Sri Lanka was guilty of crimes against humanity for their war against the Liberation Tigers of Tamil Eelam (LTTE) that concluded last May, a People's Tribunal in Dublin on January 14-16 found.
The people's court was organised by the Milan-based Permanent People's Tribunal and hosted by the Irish Forum for Peace in Sri Lanka.
The tribunal also found that the charge of genocide "warrants further investigation" and that the US and Britain should share responsibility for the breakdown of the peace process.
The tribunal used eyewitness accounts, as well as NGO and media reports to assess the nature of Sri Lanka's war on the LTTE and how it affected the Tamil population. Several escapees from the final weeks of the Sri Lankan government's offensive last May within the Mullaiththeevu "No Fire Zone" gave eyewitness accounts to the court. More than 20,000 Tamil civilians were slaughtered by Sri Lanka Army during these last days of the war.
The court heard that from July 2006 to April 2009, air raids and heavy artillery lead to the death of 116 people per day, according to the UN. It also heard that since the war many internment camp prisoners have simply been moved on to satellite camps in remote areas, according to BBC News.
Claims leveled during the election campaign were also assessed by the tribunal.
Opposition leader and former government minister Mangala Samaraweera claimed during the election that government minister Lalith Weeratunga had said the use of heavy weapons was only stopped as part of a political deal with the Indian government.

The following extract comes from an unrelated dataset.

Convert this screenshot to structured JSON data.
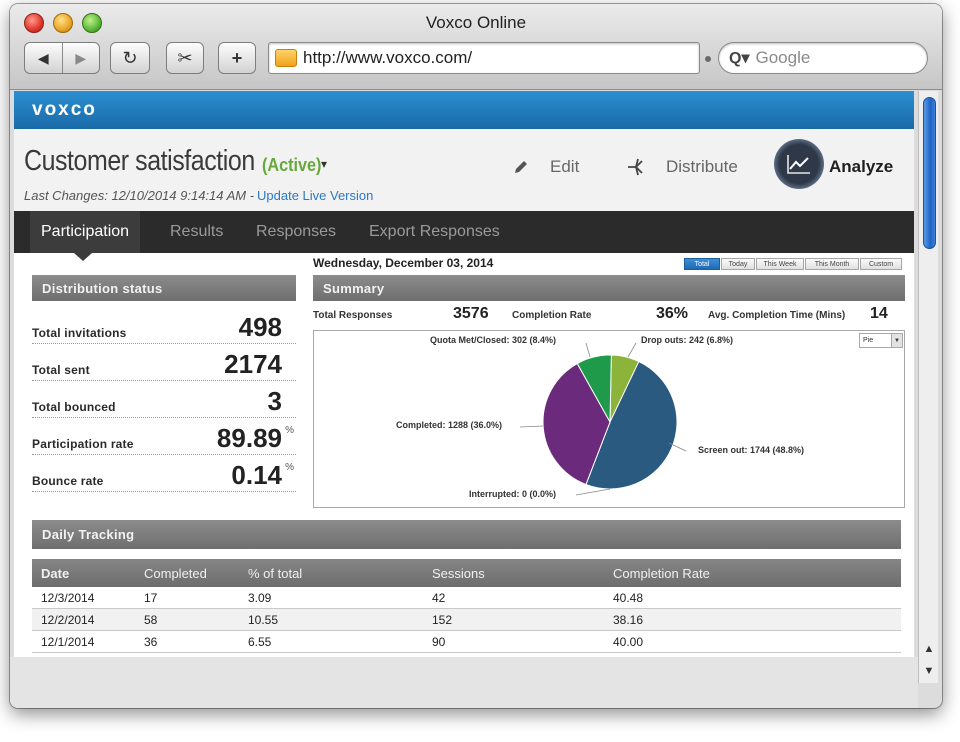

Samaraweera said in a statement during the campaign: "Despite claims to the contrary, both to the public of this country and to (the) UN … in February 2009, in fact the government had sanctioned the use of heavy weapons until April, when the Indian general election was in full swing".